Task instructions.
Among the records below, find the lines that hold the word "JSON" and report how many there are, with no other words.

Task inputs.
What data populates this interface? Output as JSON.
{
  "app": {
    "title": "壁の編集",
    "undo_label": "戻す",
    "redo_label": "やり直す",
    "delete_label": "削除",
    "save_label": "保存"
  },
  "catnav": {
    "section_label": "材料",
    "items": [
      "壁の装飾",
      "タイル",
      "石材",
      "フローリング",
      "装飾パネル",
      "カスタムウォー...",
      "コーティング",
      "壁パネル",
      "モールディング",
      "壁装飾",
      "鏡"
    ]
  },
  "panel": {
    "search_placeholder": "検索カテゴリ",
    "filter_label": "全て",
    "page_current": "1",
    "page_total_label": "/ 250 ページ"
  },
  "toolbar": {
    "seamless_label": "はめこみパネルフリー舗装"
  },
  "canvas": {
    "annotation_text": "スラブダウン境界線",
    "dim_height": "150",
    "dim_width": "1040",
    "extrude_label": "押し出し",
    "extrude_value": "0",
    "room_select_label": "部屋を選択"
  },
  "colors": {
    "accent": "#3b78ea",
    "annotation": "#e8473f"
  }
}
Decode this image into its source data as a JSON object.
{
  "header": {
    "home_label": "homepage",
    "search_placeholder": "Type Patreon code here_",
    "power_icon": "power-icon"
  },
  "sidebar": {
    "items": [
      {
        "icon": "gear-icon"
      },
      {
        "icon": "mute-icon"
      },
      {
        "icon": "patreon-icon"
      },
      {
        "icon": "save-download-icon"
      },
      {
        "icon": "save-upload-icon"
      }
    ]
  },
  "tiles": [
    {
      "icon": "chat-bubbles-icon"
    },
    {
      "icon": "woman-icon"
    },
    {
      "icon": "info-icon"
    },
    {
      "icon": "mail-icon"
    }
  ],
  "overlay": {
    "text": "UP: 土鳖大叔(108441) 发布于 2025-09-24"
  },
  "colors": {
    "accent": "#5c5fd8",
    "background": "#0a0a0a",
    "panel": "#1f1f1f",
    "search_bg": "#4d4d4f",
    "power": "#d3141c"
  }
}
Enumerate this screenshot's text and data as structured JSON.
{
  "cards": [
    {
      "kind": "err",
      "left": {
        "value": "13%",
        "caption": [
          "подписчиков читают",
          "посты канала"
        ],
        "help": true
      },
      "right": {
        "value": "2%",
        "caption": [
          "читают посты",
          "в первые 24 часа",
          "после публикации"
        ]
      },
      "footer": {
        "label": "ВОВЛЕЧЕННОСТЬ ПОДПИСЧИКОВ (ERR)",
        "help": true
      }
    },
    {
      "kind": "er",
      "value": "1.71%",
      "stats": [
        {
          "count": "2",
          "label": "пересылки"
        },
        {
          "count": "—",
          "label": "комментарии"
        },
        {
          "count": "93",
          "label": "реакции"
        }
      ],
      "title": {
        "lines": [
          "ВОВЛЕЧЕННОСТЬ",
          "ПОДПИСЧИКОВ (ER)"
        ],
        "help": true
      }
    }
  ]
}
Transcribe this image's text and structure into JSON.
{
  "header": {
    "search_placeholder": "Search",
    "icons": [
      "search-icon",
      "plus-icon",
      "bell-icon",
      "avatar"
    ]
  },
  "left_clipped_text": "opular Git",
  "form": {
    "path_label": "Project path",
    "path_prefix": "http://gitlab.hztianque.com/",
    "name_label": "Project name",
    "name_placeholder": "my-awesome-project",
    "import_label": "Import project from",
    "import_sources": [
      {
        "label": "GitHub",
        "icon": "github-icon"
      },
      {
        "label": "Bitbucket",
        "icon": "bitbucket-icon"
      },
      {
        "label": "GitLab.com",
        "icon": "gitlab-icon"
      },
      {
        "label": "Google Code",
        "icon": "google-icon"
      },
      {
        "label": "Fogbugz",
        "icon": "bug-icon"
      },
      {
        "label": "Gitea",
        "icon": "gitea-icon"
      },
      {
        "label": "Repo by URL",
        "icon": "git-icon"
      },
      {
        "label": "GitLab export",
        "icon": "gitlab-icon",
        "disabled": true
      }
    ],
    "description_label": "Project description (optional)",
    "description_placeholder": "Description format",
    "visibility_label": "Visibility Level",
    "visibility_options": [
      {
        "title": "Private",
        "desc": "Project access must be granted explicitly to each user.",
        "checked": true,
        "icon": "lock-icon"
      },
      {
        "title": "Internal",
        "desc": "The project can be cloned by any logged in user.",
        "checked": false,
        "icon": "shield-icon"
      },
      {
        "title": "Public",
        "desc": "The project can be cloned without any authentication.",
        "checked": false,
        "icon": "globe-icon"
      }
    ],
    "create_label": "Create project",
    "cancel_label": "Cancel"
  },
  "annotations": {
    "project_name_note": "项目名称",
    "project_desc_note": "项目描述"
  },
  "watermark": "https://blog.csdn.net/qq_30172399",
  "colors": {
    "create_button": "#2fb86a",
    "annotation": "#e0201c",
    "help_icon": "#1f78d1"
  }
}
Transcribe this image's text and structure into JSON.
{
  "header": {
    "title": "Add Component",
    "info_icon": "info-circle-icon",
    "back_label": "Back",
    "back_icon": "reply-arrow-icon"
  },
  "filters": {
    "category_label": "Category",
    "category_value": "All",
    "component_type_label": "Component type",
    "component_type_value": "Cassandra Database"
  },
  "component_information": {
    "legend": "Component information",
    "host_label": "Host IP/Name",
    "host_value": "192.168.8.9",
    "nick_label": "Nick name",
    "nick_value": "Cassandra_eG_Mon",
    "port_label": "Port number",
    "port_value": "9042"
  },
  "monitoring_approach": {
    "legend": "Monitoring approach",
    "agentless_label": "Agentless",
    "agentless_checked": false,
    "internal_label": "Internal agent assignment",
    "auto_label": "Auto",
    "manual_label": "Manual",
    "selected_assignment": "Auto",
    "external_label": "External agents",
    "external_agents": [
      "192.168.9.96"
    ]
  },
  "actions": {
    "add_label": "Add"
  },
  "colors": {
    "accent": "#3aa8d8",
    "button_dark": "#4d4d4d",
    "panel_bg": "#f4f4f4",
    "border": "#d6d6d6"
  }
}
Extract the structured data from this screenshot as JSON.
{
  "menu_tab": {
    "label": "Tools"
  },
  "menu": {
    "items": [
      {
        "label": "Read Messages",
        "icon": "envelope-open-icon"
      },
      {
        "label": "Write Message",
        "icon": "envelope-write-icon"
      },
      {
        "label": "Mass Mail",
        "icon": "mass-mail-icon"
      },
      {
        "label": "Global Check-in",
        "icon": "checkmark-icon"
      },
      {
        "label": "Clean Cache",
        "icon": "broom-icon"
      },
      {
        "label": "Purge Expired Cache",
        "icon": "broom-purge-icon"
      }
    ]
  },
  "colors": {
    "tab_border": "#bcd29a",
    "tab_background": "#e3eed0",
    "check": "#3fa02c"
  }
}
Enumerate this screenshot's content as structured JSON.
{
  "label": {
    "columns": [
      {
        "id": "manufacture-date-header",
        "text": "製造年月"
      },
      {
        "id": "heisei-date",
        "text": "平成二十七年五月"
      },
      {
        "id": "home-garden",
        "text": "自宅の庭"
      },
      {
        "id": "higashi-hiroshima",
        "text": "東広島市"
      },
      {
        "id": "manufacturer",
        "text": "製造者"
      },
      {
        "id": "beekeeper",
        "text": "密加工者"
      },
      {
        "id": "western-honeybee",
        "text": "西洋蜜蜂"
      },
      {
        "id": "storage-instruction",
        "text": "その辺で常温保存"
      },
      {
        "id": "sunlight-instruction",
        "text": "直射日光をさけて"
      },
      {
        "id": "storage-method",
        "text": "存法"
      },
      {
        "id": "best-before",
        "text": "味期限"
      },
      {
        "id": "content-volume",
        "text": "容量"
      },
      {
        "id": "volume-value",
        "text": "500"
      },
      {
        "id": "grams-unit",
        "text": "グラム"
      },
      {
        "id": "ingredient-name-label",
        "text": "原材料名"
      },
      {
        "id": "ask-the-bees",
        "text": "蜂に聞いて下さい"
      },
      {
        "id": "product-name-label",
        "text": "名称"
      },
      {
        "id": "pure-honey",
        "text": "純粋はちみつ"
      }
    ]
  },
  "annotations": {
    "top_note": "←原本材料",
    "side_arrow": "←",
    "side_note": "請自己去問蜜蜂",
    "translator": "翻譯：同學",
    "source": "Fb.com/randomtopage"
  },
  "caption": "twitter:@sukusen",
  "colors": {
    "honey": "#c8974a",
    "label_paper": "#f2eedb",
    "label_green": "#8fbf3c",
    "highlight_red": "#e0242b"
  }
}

Written reply.
7